What Does ‘Granularity of Data’ Mean for Migration?
This is probably best illuminated with an example. My home insurance was recently up for renewal, which I purchased via a large online insurer. Technically, they are a broker rather than an insurer—but you wouldn’t know that to look at them (as the policies are branded with their logo, and you have to look pretty hard to find out which insurer actually underwrites them).
Close to the renewal date I shopped around and found some slightly better prices . I rang my insurer to see if they could price-match, and I was surprised as they asked me for a whole bunch of information that they already had on file. Concerned, I asked why, and the agent explained to me that they had migrated from one IT system to another, and he no longer had access to the ‘legacy’ data.
I have spoken to a number of people recently who are keen to get into the business analysis profession. This can be tricky, as many roles specifically require a certain number of years of BA experience before a candidate can even be considered. This can lead to a ‘chicken and egg’ cycle… without experience, it’s tricky getting a first role. But without a role, it is tricky getting experience! This blog post is an attempt to capture some thoughts on how to overcome this. It’d be great if you could add your own thoughts into the comments section—that way hopefully this will evolve as a useful set of ideas for those entering the profession.
Overcoming the “No Experience” Doom Loop
One crucial fact to keep in mind when applying for roles is that you don’t have to have the title “business analyst” to be undertaking business analysis. The International Institute of Business Analysis® describe a BA as:
“Any person who performs business analysis, no matter what their job title or organisational role”(IIBA® BABOK® v3)

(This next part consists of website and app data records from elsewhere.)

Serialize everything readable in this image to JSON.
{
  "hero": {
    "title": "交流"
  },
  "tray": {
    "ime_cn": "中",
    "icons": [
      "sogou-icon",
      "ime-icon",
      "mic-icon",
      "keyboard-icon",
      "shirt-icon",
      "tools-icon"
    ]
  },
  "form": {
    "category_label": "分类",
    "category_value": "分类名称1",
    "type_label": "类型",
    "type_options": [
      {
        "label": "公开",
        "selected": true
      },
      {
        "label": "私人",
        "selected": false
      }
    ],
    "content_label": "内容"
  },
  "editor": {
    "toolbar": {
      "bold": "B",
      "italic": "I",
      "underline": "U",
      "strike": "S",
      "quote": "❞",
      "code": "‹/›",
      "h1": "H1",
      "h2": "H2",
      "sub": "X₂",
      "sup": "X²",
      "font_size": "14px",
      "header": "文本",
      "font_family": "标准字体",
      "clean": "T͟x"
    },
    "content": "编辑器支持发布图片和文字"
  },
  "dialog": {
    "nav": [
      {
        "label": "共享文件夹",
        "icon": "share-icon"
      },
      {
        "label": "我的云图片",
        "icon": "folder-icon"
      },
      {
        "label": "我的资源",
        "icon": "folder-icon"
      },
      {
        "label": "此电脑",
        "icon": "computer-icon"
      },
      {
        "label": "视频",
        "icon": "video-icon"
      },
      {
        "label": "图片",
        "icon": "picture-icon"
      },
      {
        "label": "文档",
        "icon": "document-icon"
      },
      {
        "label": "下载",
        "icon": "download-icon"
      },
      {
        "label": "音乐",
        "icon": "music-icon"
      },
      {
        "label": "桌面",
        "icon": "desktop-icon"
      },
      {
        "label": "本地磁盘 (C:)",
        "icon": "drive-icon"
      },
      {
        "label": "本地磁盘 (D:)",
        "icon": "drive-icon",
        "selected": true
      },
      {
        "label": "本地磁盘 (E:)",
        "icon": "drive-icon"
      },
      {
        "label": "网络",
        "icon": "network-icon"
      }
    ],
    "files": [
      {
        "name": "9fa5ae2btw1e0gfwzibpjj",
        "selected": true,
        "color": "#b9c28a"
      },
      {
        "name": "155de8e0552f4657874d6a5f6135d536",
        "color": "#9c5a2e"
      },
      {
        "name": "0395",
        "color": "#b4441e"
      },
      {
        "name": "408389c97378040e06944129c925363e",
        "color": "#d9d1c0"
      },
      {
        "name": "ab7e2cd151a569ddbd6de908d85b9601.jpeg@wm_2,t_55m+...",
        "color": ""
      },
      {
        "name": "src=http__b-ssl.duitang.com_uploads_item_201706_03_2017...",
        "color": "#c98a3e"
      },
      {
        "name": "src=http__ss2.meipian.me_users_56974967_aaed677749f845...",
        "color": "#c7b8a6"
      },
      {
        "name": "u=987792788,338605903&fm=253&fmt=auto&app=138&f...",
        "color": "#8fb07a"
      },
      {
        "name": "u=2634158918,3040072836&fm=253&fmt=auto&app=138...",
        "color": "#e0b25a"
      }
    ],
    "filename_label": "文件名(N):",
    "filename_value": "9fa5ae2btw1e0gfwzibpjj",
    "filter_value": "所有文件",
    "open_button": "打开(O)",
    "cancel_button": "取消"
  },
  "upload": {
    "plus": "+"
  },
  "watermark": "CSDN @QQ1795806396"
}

This has an important implication: If you have a BA mind-set, there is a good chance that you are already undertaking some elements of business analysis in your role, and there might even be the possibility of expanding this to cover even more ground. Of course it’s unlikely that you’ll be undertaking the full breadth of a BA role, but you may well be undertaking some crucial parts of it. This can be true even in the most seemingly unlikely of roles—a call centre advisor, for example, may have gained significant experience of defining and improving processes alongside their ‘core’ job. It is worth actively seeking out these types of experiences, as well as cataloguing the experience that you already have so that it can be added to your CV or Résumé.
Get to Know Common Approaches, Techniques and ‘Lingo’
As with any profession, there are a whole range of approaches, techniques and even a common ‘language’ that BAs speak. It is worth becoming familiar with this, as this will help to gauge the areas where you already have experience (which is an advantage) and those where you don’t. It isn’t essential to have knowledge and experience of every conceivable technique, but there are a number of ‘core’ concepts that are useful in just about every BA role. There are plenty of blogs, webinars, courses, books and other resources out there that can help. It is also very valuable to consider a foundation or entry level certification programme. Whilst this isn’t essential, it might just give you the edge over other candidates.
I am a real fan of journey maps. They are a great way of cultivating a conversation about the value that a stakeholder is seeking and the types of experiences that will satisfy them. A few recent experiences have moved my thinking on journey mapping, and this blog post is my attempt to capture these thoughts.
‘Customer’ or ‘User’?
You may have noticed that some practitioners talk about ‘customer journey mapping’, others talk about ‘user journey mapping’. Sometimes these terms are used interchangeably, but in terms of journey mapping I have found them rather problematic. For example: